PROBLEM TO WORK ON:
Among the entries that follow, find every line with the word "Your" and list it.

EXTRACTED DATA:
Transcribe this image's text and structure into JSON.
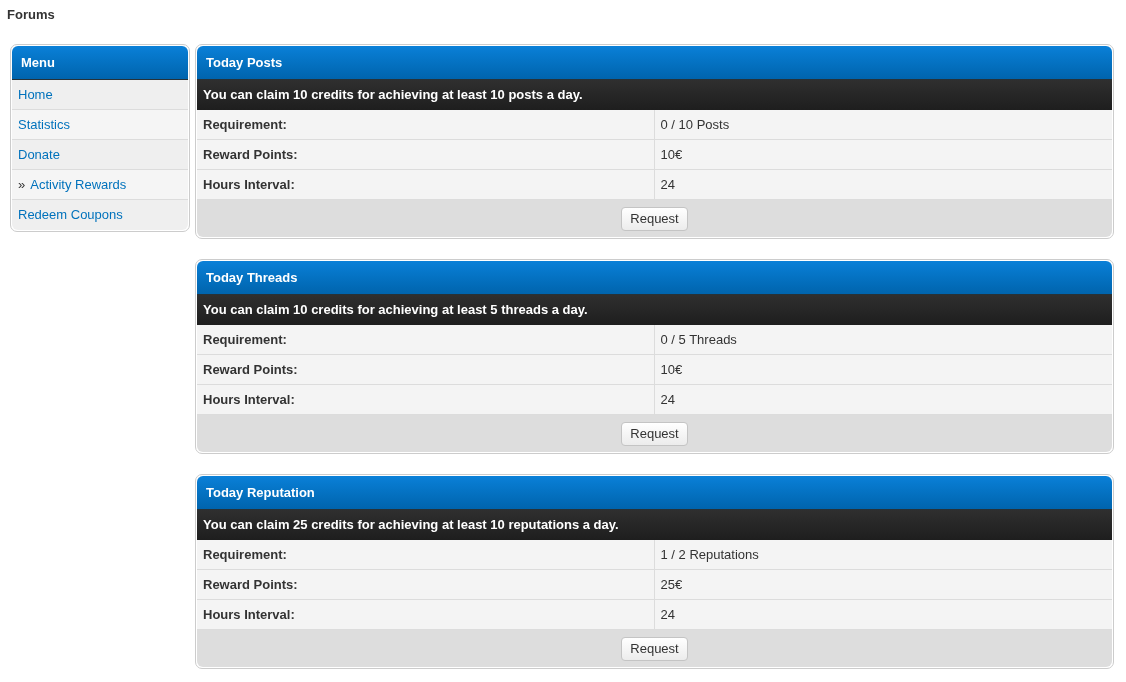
{
  "breadcrumb": "Forums",
  "menu": {
    "title": "Menu",
    "selected_marker": "»",
    "items": [
      {
        "label": "Home",
        "selected": false
      },
      {
        "label": "Statistics",
        "selected": false
      },
      {
        "label": "Donate",
        "selected": false
      },
      {
        "label": "Activity Rewards",
        "selected": true
      },
      {
        "label": "Redeem Coupons",
        "selected": false
      }
    ]
  },
  "panels": [
    {
      "title": "Today Posts",
      "notice": "You can claim 10 credits for achieving at least 10 posts a day.",
      "rows": [
        {
          "label": "Requirement:",
          "value": "0 / 10 Posts"
        },
        {
          "label": "Reward Points:",
          "value": "10€"
        },
        {
          "label": "Hours Interval:",
          "value": "24"
        }
      ],
      "button": "Request"
    },
    {
      "title": "Today Threads",
      "notice": "You can claim 10 credits for achieving at least 5 threads a day.",
      "rows": [
        {
          "label": "Requirement:",
          "value": "0 / 5 Threads"
        },
        {
          "label": "Reward Points:",
          "value": "10€"
        },
        {
          "label": "Hours Interval:",
          "value": "24"
        }
      ],
      "button": "Request"
    },
    {
      "title": "Today Reputation",
      "notice": "You can claim 25 credits for achieving at least 10 reputations a day.",
      "rows": [
        {
          "label": "Requirement:",
          "value": "1 / 2 Reputations"
        },
        {
          "label": "Reward Points:",
          "value": "25€"
        },
        {
          "label": "Hours Interval:",
          "value": "24"
        }
      ],
      "button": "Request"
    }
  ]
}
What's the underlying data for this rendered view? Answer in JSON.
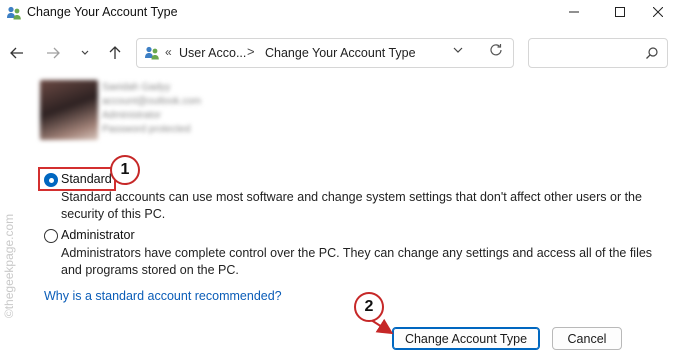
{
  "window": {
    "title": "Change Your Account Type",
    "controls": {
      "minimize": "—",
      "maximize": "☐",
      "close": "✕"
    }
  },
  "nav": {
    "back_icon": "arrow-left-icon",
    "forward_icon": "arrow-right-icon",
    "recent_icon": "chevron-down-icon",
    "up_icon": "arrow-up-icon",
    "address": {
      "overflow": "«",
      "crumb_parent": "User Acco...",
      "separator": ">",
      "crumb_current": "Change Your Account Type"
    },
    "search_placeholder": ""
  },
  "user_card": {
    "lines": [
      "Saeidah Gadyy",
      "account@outlook.com",
      "Administrator",
      "Password protected"
    ]
  },
  "options": {
    "standard": {
      "label": "Standard",
      "selected": true,
      "description_line1": "Standard accounts can use most software and change system settings that don't affect other users or the",
      "description_line2": "security of this PC."
    },
    "administrator": {
      "label": "Administrator",
      "selected": false,
      "description_line1": "Administrators have complete control over the PC. They can change any settings and access all of the files",
      "description_line2": "and programs stored on the PC."
    }
  },
  "help_link": "Why is a standard account recommended?",
  "buttons": {
    "change": "Change Account Type",
    "cancel": "Cancel"
  },
  "annotations": {
    "step1": "1",
    "step2": "2",
    "highlight_color": "#d32f2f"
  },
  "watermark": "©thegeekpage.com",
  "colors": {
    "accent": "#0067c0",
    "link": "#0b5db8",
    "annotation": "#c62828"
  }
}
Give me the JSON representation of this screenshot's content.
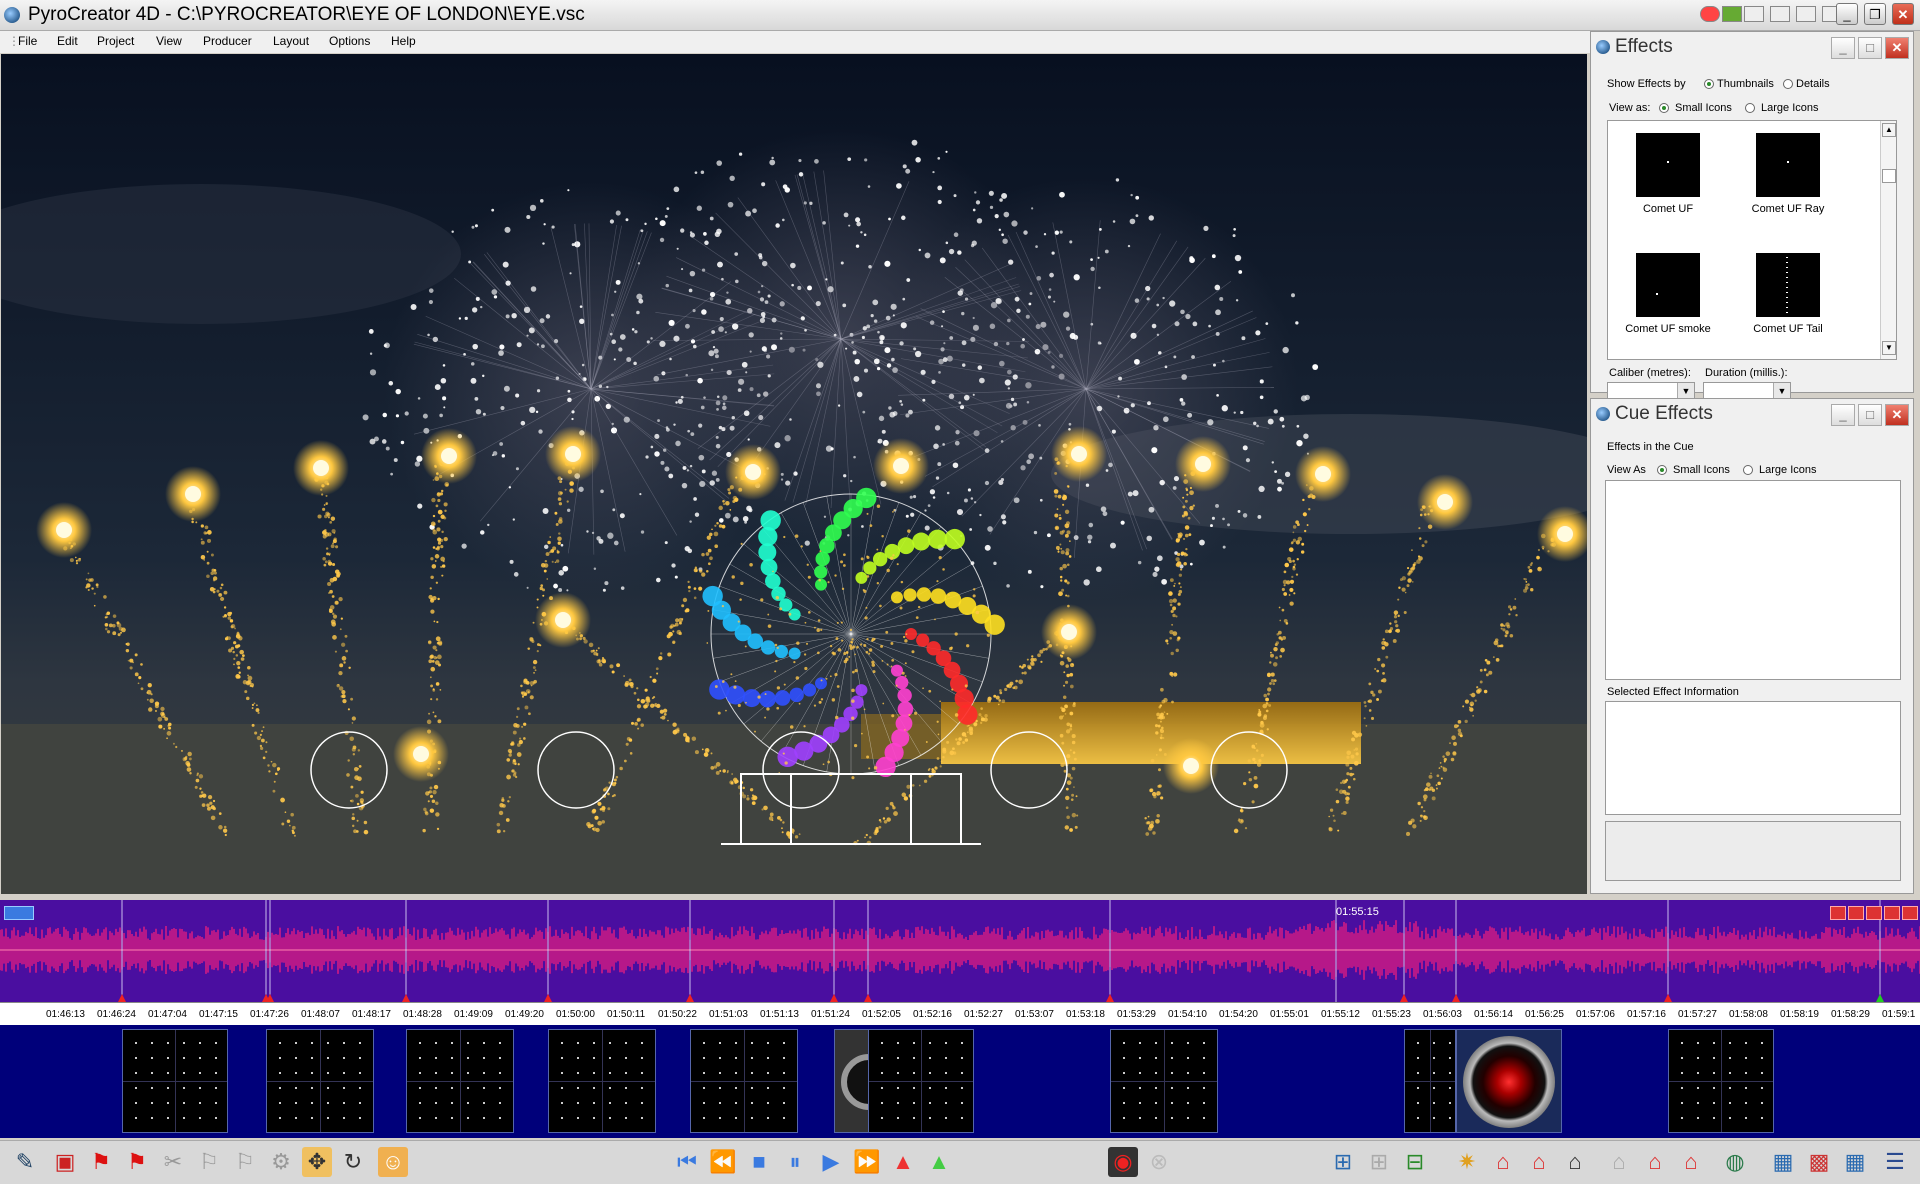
{
  "window": {
    "title": "PyroCreator 4D - C:\\PYROCREATOR\\EYE OF LONDON\\EYE.vsc",
    "minimize": "_",
    "restore": "❐",
    "close": "✕"
  },
  "menu": [
    "File",
    "Edit",
    "Project",
    "View",
    "Producer",
    "Layout",
    "Options",
    "Help"
  ],
  "effects_panel": {
    "title": "Effects",
    "show_by_label": "Show Effects by",
    "opt_thumbnails": "Thumbnails",
    "opt_details": "Details",
    "view_as_label": "View as:",
    "opt_small": "Small Icons",
    "opt_large": "Large Icons",
    "items": [
      {
        "label": "Comet UF"
      },
      {
        "label": "Comet UF Ray"
      },
      {
        "label": "Comet UF smoke"
      },
      {
        "label": "Comet UF Tail"
      }
    ],
    "caliber_label": "Caliber (metres):",
    "duration_label": "Duration (millis.):",
    "caliber_value": "",
    "duration_value": ""
  },
  "cue_panel": {
    "title": "Cue Effects",
    "effects_in_cue": "Effects in the Cue",
    "view_as_label": "View As",
    "opt_small": "Small Icons",
    "opt_large": "Large Icons",
    "selected_info": "Selected Effect Information"
  },
  "timeline": {
    "cursor_time": "01:55:15",
    "ticks": [
      "01:46:13",
      "01:46:24",
      "01:47:04",
      "01:47:15",
      "01:47:26",
      "01:48:07",
      "01:48:17",
      "01:48:28",
      "01:49:09",
      "01:49:20",
      "01:50:00",
      "01:50:11",
      "01:50:22",
      "01:51:03",
      "01:51:13",
      "01:51:24",
      "01:52:05",
      "01:52:16",
      "01:52:27",
      "01:53:07",
      "01:53:18",
      "01:53:29",
      "01:54:10",
      "01:54:20",
      "01:55:01",
      "01:55:12",
      "01:55:23",
      "01:56:03",
      "01:56:14",
      "01:56:25",
      "01:57:06",
      "01:57:16",
      "01:57:27",
      "01:58:08",
      "01:58:19",
      "01:58:29",
      "01:59:1"
    ]
  },
  "colors": {
    "waveform_bg": "#4a0ea0",
    "waveform": "#ff1f7a",
    "cue_track": "#00007a",
    "firework_gold": "#ffc84a"
  }
}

RESPONSE TO THIS EXERCISE:
    "title": "Change Your Account Type",
      "crumb_current": "Change Your Account Type"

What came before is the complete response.